2001: A Space Odyssey is a 1968 science fiction film directed by Stanley Kubrick, written by Kubrick and Arthur C. Clarke. The film deals with themes of human evolution, technology, artificial intelligence, and extraterrestrial life, and is notable for its scientific realism, pioneering special effects, and provocatively ambiguous imagery and sound in place of traditional narrative techniques.
Despite receiving mixed reviews upon release, 2001: A Space Odyssey is today thought by some critics to be one of the greatest films ever made. It was nominated for four Academy Awards, and received one for visual effects.

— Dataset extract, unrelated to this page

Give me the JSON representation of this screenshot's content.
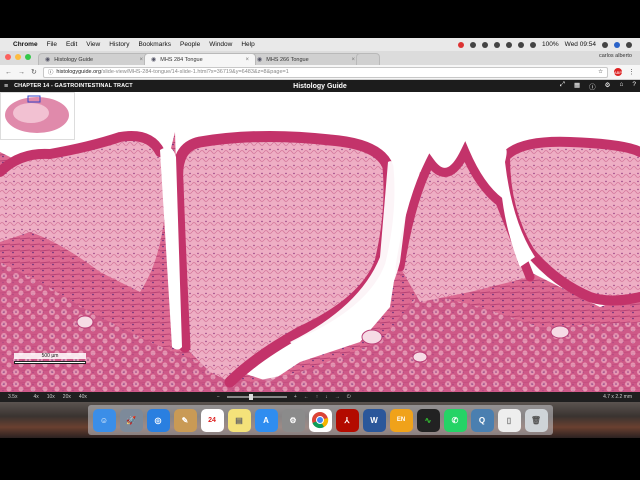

A sequel to the film, titled 2010: The Year We Make Contact was based on Clarke’s 1982 book 2010: Odyssey Two and was released in 1984. However, Kubrick was not involved in the production of this film, which did not have the impact of the original. (Nonetheless, Kubrick makes a cameo appearance in the film. The cover of a Time magazine seen in the film features illustrations of the Soviet and American presidents. Clearly, the illustrations represent Kubrick as the Russian Premier and Clarke as his opposite. Also, the name of the captain on the Leonov is “Kirbuk”.) Clarke went on to write two more sequel novels: 2061: Odyssey Three (1987) and 3001: The Final Odyssey (1997).